As stop-and-frisk goes on trial at Manhattan Federal Court, another hearing on the state of the police department happened in Jamaica, Queens last night. At a mayoral debate, seven candidates discussed the NYPD, focusing on stop-and-frisk, commissioner Ray Kelly, and the proposal to create an independent inspector general to oversee the department’s operations.
The highest-profile candidate, Council Speaker Christine Quinn, took the opportunity to distance herself from Mayor Bloomberg, with whom she’s worked closely in her seven years as speaker. Though Quinn maintained she will let Kelly keep is job if she’s elected, she also vocally supported the Inspector General proposal, which Bloomberg and Kelly both strongly oppose.
For many, Quinn’s allegiance with and similarities to Bloomberg are either her biggest selling point or most glaring fault.
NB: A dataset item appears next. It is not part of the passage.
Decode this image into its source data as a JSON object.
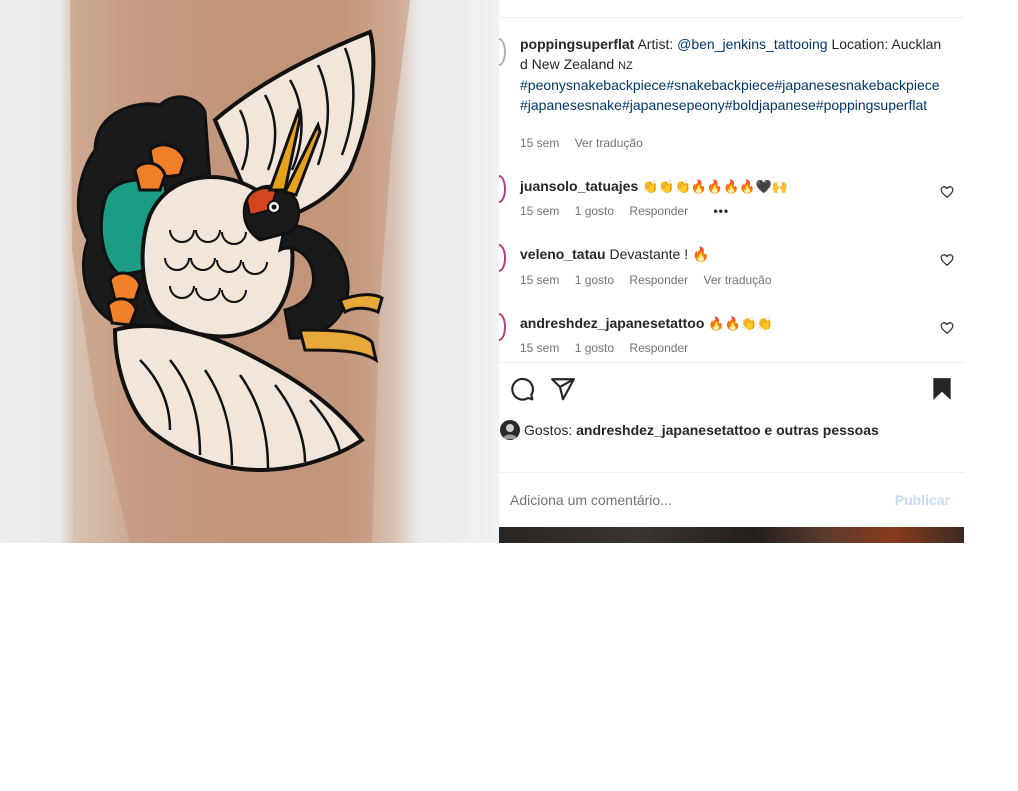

As the race moves forward, it will be interesting to see the ways in which she aligns or distances herself from Bloomberg’s policies, especially on such hot-button issues as the NYPD. Last night, ever so slightly, she inched away.
The inspector general plan would “enhance the effectiveness of the department,” Quinn said, “And at the same time will increase the public’s confidence in the police force, building stronger police-community relations.” The speaker also claimed that if any veto came in, the council would have the votes to override it.